Which of the lines in the records below hold the string "this"? Copy every one of them.
=== Entries shown ===
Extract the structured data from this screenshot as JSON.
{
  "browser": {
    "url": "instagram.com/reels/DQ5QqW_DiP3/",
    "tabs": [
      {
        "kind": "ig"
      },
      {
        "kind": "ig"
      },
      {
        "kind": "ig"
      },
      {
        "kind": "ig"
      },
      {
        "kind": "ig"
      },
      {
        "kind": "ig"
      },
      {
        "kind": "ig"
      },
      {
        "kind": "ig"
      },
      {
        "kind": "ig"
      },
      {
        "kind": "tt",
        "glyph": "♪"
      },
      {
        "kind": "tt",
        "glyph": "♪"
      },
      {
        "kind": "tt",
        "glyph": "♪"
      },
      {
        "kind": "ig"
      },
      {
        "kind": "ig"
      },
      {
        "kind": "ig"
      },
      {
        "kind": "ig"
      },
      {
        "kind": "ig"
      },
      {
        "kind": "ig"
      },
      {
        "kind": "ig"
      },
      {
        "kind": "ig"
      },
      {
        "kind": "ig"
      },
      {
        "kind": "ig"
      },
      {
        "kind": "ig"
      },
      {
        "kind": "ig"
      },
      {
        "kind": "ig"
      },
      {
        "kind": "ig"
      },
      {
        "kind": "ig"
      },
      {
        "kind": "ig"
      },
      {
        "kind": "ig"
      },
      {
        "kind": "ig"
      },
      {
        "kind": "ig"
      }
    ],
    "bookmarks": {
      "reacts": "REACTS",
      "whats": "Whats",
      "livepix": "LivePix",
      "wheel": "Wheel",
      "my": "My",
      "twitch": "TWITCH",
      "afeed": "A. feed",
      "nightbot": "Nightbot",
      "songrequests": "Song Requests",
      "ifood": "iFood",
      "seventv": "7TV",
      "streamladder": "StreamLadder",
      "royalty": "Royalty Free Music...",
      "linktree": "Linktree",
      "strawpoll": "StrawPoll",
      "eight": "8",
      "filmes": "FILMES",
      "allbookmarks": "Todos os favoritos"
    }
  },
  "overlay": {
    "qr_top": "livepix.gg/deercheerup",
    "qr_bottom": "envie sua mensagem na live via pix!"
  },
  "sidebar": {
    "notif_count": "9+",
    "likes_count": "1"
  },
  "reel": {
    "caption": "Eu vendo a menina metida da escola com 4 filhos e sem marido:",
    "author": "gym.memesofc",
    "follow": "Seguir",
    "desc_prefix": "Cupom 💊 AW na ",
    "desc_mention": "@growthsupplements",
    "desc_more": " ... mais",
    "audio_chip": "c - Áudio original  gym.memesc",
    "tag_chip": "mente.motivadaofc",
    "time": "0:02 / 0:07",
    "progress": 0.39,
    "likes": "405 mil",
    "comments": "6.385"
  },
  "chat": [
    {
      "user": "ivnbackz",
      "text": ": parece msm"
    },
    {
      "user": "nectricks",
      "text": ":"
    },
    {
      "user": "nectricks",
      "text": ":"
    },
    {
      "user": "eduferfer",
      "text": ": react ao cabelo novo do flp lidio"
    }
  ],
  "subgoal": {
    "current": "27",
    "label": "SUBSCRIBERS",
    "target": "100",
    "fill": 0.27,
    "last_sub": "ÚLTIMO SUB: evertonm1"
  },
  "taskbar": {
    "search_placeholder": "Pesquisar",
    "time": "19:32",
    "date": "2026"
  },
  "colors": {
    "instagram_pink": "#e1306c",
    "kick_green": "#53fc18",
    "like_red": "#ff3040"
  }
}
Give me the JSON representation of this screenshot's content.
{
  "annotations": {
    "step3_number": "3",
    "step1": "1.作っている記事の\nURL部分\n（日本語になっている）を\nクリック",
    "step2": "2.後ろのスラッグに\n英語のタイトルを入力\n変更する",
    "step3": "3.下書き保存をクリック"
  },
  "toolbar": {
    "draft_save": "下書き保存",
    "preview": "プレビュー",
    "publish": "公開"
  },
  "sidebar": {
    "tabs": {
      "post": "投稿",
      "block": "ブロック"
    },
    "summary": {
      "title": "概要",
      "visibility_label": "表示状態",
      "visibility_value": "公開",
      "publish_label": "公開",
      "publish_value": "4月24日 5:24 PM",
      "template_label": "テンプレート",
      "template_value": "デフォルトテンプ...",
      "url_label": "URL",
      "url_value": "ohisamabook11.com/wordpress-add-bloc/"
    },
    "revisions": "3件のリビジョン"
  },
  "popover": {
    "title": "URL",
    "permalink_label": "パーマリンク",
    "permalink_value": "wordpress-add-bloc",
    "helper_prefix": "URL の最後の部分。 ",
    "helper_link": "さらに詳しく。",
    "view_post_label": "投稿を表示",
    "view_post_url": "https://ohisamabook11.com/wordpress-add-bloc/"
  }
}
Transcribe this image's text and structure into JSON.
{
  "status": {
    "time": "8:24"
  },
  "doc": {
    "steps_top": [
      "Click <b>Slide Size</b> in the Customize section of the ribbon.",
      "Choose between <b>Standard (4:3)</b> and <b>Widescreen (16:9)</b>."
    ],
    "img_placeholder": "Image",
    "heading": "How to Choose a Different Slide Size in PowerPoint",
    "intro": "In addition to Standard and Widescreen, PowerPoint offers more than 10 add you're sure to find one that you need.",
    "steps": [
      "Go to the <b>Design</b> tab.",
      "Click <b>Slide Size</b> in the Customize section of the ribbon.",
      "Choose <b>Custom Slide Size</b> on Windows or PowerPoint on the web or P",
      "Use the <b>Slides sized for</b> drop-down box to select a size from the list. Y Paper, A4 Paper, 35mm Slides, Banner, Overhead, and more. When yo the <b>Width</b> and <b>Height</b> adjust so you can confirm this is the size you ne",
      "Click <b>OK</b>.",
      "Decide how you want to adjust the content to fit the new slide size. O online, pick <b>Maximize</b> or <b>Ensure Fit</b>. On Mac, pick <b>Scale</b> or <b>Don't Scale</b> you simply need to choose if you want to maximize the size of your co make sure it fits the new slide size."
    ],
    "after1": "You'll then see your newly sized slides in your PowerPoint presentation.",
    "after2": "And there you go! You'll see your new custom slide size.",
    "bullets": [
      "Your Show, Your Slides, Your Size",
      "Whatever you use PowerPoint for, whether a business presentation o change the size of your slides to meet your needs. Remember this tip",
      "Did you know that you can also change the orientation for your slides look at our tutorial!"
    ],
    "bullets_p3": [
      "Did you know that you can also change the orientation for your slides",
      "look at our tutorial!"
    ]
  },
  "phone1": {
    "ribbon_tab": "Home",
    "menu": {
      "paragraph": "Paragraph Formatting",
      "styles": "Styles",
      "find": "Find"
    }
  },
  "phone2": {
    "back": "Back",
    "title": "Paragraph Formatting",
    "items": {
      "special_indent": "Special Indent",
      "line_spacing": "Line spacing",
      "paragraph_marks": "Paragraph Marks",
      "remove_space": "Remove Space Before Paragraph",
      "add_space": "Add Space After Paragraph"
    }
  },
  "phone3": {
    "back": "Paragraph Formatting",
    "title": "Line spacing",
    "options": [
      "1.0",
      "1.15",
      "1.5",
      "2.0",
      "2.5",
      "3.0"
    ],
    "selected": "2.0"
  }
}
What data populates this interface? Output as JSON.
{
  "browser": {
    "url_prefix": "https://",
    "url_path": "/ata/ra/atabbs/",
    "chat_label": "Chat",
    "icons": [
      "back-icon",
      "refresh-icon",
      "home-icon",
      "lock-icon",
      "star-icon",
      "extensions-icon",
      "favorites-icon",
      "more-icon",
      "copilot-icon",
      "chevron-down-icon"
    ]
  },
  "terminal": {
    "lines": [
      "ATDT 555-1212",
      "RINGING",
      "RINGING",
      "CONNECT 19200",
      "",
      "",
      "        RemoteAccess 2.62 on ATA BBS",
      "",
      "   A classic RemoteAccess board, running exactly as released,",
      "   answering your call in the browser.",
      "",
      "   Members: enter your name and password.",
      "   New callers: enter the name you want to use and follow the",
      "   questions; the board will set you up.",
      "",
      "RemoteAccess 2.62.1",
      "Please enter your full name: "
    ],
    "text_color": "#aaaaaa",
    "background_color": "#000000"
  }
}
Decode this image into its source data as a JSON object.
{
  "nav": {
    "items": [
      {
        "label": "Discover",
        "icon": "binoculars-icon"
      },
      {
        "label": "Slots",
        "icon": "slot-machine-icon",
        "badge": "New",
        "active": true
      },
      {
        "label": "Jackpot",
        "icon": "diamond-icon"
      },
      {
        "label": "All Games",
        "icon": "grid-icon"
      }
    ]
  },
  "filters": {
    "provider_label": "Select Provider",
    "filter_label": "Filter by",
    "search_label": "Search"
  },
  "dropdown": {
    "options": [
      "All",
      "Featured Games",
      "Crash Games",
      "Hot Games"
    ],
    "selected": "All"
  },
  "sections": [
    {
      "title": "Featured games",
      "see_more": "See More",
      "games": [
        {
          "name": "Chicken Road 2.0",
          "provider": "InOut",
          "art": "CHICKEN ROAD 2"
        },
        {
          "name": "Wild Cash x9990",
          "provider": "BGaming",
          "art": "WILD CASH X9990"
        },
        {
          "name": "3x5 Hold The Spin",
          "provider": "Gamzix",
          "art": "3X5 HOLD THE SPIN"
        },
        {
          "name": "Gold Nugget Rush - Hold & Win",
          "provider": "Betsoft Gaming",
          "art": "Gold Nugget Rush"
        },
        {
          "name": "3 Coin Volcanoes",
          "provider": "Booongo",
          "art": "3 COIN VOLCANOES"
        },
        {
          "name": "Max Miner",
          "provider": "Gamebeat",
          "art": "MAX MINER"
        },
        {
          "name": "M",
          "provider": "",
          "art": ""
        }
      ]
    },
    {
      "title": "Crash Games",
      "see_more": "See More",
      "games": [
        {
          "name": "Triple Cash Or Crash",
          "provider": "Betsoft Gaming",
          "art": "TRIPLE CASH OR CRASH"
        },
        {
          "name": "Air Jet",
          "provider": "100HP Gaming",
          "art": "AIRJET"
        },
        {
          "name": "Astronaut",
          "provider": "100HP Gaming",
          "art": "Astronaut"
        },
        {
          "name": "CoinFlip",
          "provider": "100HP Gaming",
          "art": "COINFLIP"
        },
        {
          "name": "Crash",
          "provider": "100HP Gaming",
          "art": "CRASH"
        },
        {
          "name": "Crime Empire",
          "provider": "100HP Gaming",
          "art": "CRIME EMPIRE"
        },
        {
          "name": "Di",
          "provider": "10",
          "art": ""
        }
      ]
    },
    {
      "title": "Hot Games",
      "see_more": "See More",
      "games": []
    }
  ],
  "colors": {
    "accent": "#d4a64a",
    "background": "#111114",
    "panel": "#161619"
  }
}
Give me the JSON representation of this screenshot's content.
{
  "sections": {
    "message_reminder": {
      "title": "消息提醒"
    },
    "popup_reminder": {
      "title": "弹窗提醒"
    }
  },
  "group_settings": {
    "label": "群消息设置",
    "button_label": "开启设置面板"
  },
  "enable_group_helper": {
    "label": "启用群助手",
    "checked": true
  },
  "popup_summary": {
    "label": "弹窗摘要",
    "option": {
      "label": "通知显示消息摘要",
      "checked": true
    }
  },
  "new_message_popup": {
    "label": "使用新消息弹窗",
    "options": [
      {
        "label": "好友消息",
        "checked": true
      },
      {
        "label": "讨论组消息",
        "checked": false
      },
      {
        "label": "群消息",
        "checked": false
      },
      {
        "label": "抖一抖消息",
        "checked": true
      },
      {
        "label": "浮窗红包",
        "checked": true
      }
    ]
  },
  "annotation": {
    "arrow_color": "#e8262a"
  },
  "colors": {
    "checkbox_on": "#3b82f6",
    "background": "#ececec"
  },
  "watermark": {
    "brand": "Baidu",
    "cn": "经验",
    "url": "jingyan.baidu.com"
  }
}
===
[Solved exercise]
Extract the structured data from this screenshot as JSON.
Give me the JSON representation of this screenshot's content.
Transcribe this image's text and structure into JSON.
      "Use the <b>Slides sized for</b> drop-down box to select a size from the list. Y Paper, A4 Paper, 35mm Slides, Banner, Overhead, and more. When yo the <b>Width</b> and <b>Height</b> adjust so you can confirm this is the size you ne",
      "Whatever you use PowerPoint for, whether a business presentation o change the size of your slides to meet your needs. Remember this tip",
What data populates this interface? Output as JSON.
Decode this image into its source data as a JSON object.
Give me the JSON representation of this screenshot's content.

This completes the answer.